British surveillance not just for hardened criminals

Municipalities sometimes focus cameras on banal offenses like parking tickets, littering


LONDON -- Millions of security cameras throughout Britain aimed to combat terrorism and crime also catch litterbugs, parking violators and, oops, doggy doo left on the grass.

Britons complain that local officials use the cameras to prosecute petty offenses.

The latest outrage came last month when a dog owner in Bristol, England, was fined for "dog fouling" after being shown pictures of his mixed collie, Mitzy, squatting in a grassy commons area. The owner, Paul Griffiths, was fined $320 and ordered to pay $1,760 after failing to appear in court.

"We're the most monitored society in the world," says Jen Corlew, spokeswoman for Liberty, a civil liberties group in London. "And we're very concerned there's abuse of this."

Britain has 4.2 million surveillance cameras -- 20% of the world's closed-circuit cameras, according to the nation's independent Information Commissioners Office. There is a camera for every 14 people. An average Londoner is captured on camera 300 times a day, the office reported.

The case of Mitzy isn't the only example:

*In the Borough of Poole on England's south coast, the cameras tracked a family to see whether members had lied about their address to get a child into a preferred school in a neighboring area. They hadn't.

*London's Westminster City Council called for a review of its 250 cameras after people argued about unwarranted parking tickets and helped drive up complaints 13% against the council in the first quarter of this year.
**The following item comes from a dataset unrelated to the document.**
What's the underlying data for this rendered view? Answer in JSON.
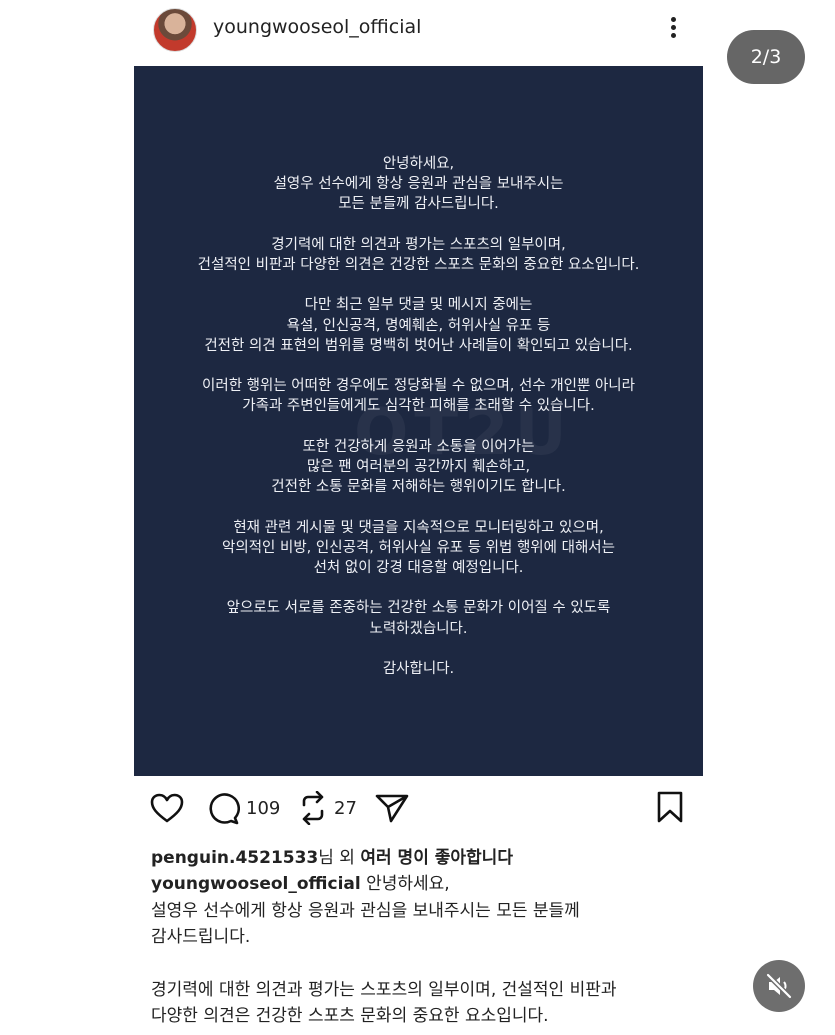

*London's Borough of Chelsea and Kensington used the cameras to catch a man sporting his mother's disabled parking sticker to evade more than $25,000 in parking fees.

In a spring survey by the Press Association news agency, local councils acknowledged turning cameras on those who violate ordinances for cleaning up after dogs, littering, benefit fraud, dumping waste and underage alcohol sales.

Police use the cameras to help track suspects of serious crimes such as murder and assault.

Corlew says the number of local authorities who use the surveillance for minor offenses "is quite shocking."

"There's other, less-intrusive ways of stopping an individual who is a dog fouler," she says.

Simon Milton, chairman of the Local Government Association, warned councils in England and Wales last month that they risk alienating the public by "overzealous" use of cameras.

"Our advice is that save in the most unusual and extreme circumstances, it is inappropriate to use these powers for trivial matters," he wrote in a letter to council leaders.

Ken Jones, president of the Association of Chief Police Officers, issued a similar warning last week. He told police chiefs that abusing surveillance powers causes "widespread unease" in the public and needs to be stopped.

The councils have defended their usage of the cameras, as in the case of Mitzy's owner.

Griffiths, 48, told the Bristol Evening Post that his dog only urinated. Camera images showed the dog squatting and nothing else, he said.

Bristol Councilor Judith Price said in a written statement, "It may seem easier at the time to walk away from the dog mess, but if you get caught, you will be fined."